**Material for the task:**

Start of Block

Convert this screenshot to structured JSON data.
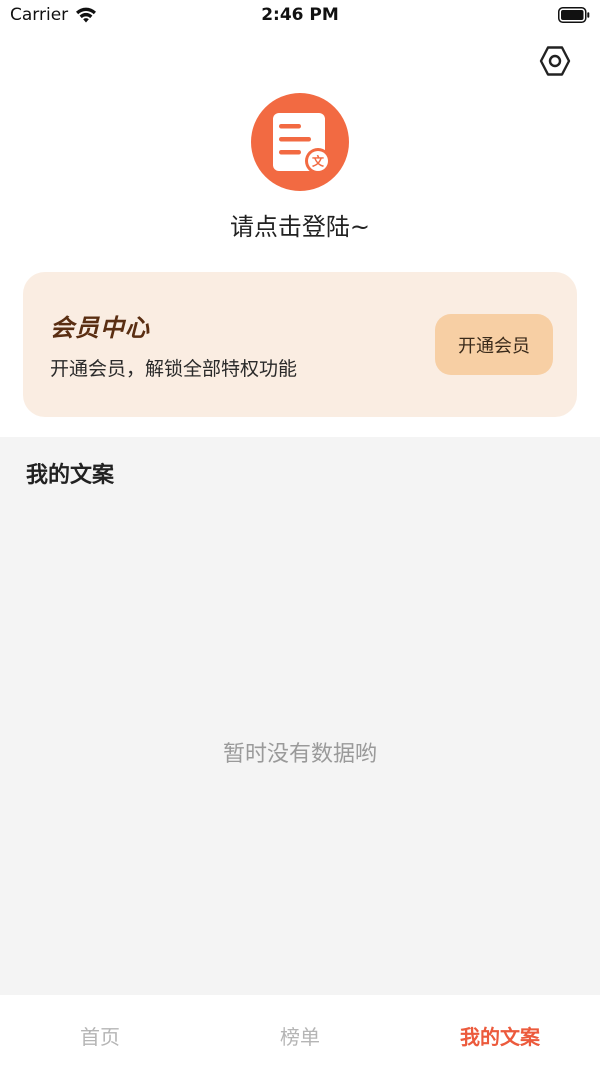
{
  "status_bar": {
    "carrier": "Carrier",
    "time": "2:46 PM"
  },
  "icons": {
    "settings": "hexagon-gear-icon",
    "avatar": "document-icon",
    "wifi": "wifi-icon",
    "battery": "battery-icon"
  },
  "profile": {
    "login_prompt": "请点击登陆~",
    "avatar_badge": "文"
  },
  "member_card": {
    "title": "会员中心",
    "description": "开通会员，解锁全部特权功能",
    "button_label": "开通会员"
  },
  "my_copy": {
    "title": "我的文案",
    "empty_text": "暂时没有数据哟"
  },
  "tab_bar": {
    "tabs": [
      {
        "label": "首页",
        "active": false
      },
      {
        "label": "榜单",
        "active": false
      },
      {
        "label": "我的文案",
        "active": true
      }
    ]
  },
  "colors": {
    "accent": "#ec5a3c",
    "avatar_bg": "#f26a42",
    "card_bg": "#faede2",
    "button_bg": "#f7cfa4",
    "section_bg": "#f4f4f4"
  }
}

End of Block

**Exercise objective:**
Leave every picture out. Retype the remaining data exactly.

**Result of the task:**
Convert this screenshot to structured JSON data.
{
  "status_bar": {
    "carrier": "Carrier",
    "time": "2:46 PM"
  },
  "icons": {
    "settings": "hexagon-gear-icon",
    "avatar": "document-icon",
    "wifi": "wifi-icon",
    "battery": "battery-icon"
  },
  "profile": {
    "login_prompt": "请点击登陆~",
    "avatar_badge": "文"
  },
  "member_card": {
    "title": "会员中心",
    "description": "开通会员，解锁全部特权功能",
    "button_label": "开通会员"
  },
  "my_copy": {
    "title": "我的文案",
    "empty_text": "暂时没有数据哟"
  },
  "tab_bar": {
    "tabs": [
      {
        "label": "首页",
        "active": false
      },
      {
        "label": "榜单",
        "active": false
      },
      {
        "label": "我的文案",
        "active": true
      }
    ]
  },
  "colors": {
    "accent": "#ec5a3c",
    "avatar_bg": "#f26a42",
    "card_bg": "#faede2",
    "button_bg": "#f7cfa4",
    "section_bg": "#f4f4f4"
  }
}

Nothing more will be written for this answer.